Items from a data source
★ ★ ★ ★ ★ ★ ★

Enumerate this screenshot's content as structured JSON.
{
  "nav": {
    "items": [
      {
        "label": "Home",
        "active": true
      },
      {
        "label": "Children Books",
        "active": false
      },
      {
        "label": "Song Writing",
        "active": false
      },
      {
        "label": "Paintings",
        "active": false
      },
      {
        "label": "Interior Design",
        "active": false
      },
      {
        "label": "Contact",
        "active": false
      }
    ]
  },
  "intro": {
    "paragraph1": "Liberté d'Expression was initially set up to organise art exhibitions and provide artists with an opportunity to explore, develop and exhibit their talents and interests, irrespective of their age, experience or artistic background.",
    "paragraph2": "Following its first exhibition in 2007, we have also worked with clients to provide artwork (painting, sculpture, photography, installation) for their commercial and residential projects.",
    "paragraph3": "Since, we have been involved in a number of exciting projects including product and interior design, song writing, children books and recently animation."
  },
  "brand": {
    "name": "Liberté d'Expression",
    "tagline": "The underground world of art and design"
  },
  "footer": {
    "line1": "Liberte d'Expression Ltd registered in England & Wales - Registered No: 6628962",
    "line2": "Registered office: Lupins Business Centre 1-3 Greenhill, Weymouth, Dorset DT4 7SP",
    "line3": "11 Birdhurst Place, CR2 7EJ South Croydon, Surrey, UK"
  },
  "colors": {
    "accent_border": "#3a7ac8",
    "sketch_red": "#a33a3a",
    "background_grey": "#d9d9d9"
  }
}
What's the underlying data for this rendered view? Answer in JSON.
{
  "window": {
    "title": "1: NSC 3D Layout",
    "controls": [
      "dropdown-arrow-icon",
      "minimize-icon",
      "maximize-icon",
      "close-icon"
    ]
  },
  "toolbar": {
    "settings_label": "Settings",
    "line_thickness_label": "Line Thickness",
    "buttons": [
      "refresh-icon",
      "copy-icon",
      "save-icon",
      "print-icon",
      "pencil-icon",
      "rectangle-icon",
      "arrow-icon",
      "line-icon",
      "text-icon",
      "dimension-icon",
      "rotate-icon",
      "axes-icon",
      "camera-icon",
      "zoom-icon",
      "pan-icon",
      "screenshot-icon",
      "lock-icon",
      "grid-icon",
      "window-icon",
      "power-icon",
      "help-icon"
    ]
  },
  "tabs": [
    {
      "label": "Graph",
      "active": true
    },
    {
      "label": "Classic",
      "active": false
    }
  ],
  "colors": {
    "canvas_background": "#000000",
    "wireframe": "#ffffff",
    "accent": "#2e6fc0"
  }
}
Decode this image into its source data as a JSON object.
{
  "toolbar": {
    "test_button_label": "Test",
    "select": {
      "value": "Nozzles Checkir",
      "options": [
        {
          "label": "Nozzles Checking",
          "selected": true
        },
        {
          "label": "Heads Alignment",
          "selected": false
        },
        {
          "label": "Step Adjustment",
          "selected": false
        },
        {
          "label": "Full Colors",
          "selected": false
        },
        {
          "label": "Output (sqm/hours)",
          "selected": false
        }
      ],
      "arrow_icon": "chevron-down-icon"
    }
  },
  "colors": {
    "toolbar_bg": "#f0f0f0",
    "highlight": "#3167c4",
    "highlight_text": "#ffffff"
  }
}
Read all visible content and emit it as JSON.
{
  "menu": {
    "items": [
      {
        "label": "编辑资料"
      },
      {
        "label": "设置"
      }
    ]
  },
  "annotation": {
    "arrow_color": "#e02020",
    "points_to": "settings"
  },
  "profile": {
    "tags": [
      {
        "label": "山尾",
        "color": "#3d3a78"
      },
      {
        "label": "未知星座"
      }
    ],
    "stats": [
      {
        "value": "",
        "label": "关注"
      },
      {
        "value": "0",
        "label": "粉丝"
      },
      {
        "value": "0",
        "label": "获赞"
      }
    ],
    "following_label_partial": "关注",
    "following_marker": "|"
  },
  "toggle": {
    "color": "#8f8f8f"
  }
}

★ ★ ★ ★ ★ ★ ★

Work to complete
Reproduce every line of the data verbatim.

Response to the exercise
Enumerate this screenshot's content as structured JSON.
{
  "nav": {
    "items": [
      {
        "label": "Home",
        "active": true
      },
      {
        "label": "Children Books",
        "active": false
      },
      {
        "label": "Song Writing",
        "active": false
      },
      {
        "label": "Paintings",
        "active": false
      },
      {
        "label": "Interior Design",
        "active": false
      },
      {
        "label": "Contact",
        "active": false
      }
    ]
  },
  "intro": {
    "paragraph1": "Liberté d'Expression was initially set up to organise art exhibitions and provide artists with an opportunity to explore, develop and exhibit their talents and interests, irrespective of their age, experience or artistic background.",
    "paragraph2": "Following its first exhibition in 2007, we have also worked with clients to provide artwork (painting, sculpture, photography, installation) for their commercial and residential projects.",
    "paragraph3": "Since, we have been involved in a number of exciting projects including product and interior design, song writing, children books and recently animation."
  },
  "brand": {
    "name": "Liberté d'Expression",
    "tagline": "The underground world of art and design"
  },
  "footer": {
    "line1": "Liberte d'Expression Ltd registered in England & Wales - Registered No: 6628962",
    "line2": "Registered office: Lupins Business Centre 1-3 Greenhill, Weymouth, Dorset DT4 7SP",
    "line3": "11 Birdhurst Place, CR2 7EJ South Croydon, Surrey, UK"
  },
  "colors": {
    "accent_border": "#3a7ac8",
    "sketch_red": "#a33a3a",
    "background_grey": "#d9d9d9"
  }
}
What's the underlying data for this rendered view? Answer in JSON.
{
  "window": {
    "title": "1: NSC 3D Layout",
    "controls": [
      "dropdown-arrow-icon",
      "minimize-icon",
      "maximize-icon",
      "close-icon"
    ]
  },
  "toolbar": {
    "settings_label": "Settings",
    "line_thickness_label": "Line Thickness",
    "buttons": [
      "refresh-icon",
      "copy-icon",
      "save-icon",
      "print-icon",
      "pencil-icon",
      "rectangle-icon",
      "arrow-icon",
      "line-icon",
      "text-icon",
      "dimension-icon",
      "rotate-icon",
      "axes-icon",
      "camera-icon",
      "zoom-icon",
      "pan-icon",
      "screenshot-icon",
      "lock-icon",
      "grid-icon",
      "window-icon",
      "power-icon",
      "help-icon"
    ]
  },
  "tabs": [
    {
      "label": "Graph",
      "active": true
    },
    {
      "label": "Classic",
      "active": false
    }
  ],
  "colors": {
    "canvas_background": "#000000",
    "wireframe": "#ffffff",
    "accent": "#2e6fc0"
  }
}
Decode this image into its source data as a JSON object.
{
  "toolbar": {
    "test_button_label": "Test",
    "select": {
      "value": "Nozzles Checkir",
      "options": [
        {
          "label": "Nozzles Checking",
          "selected": true
        },
        {
          "label": "Heads Alignment",
          "selected": false
        },
        {
          "label": "Step Adjustment",
          "selected": false
        },
        {
          "label": "Full Colors",
          "selected": false
        },
        {
          "label": "Output (sqm/hours)",
          "selected": false
        }
      ],
      "arrow_icon": "chevron-down-icon"
    }
  },
  "colors": {
    "toolbar_bg": "#f0f0f0",
    "highlight": "#3167c4",
    "highlight_text": "#ffffff"
  }
}
Read all visible content and emit it as JSON.
{
  "menu": {
    "items": [
      {
        "label": "编辑资料"
      },
      {
        "label": "设置"
      }
    ]
  },
  "annotation": {
    "arrow_color": "#e02020",
    "points_to": "settings"
  },
  "profile": {
    "tags": [
      {
        "label": "山尾",
        "color": "#3d3a78"
      },
      {
        "label": "未知星座"
      }
    ],
    "stats": [
      {
        "value": "",
        "label": "关注"
      },
      {
        "value": "0",
        "label": "粉丝"
      },
      {
        "value": "0",
        "label": "获赞"
      }
    ],
    "following_label_partial": "关注",
    "following_marker": "|"
  },
  "toggle": {
    "color": "#8f8f8f"
  }
}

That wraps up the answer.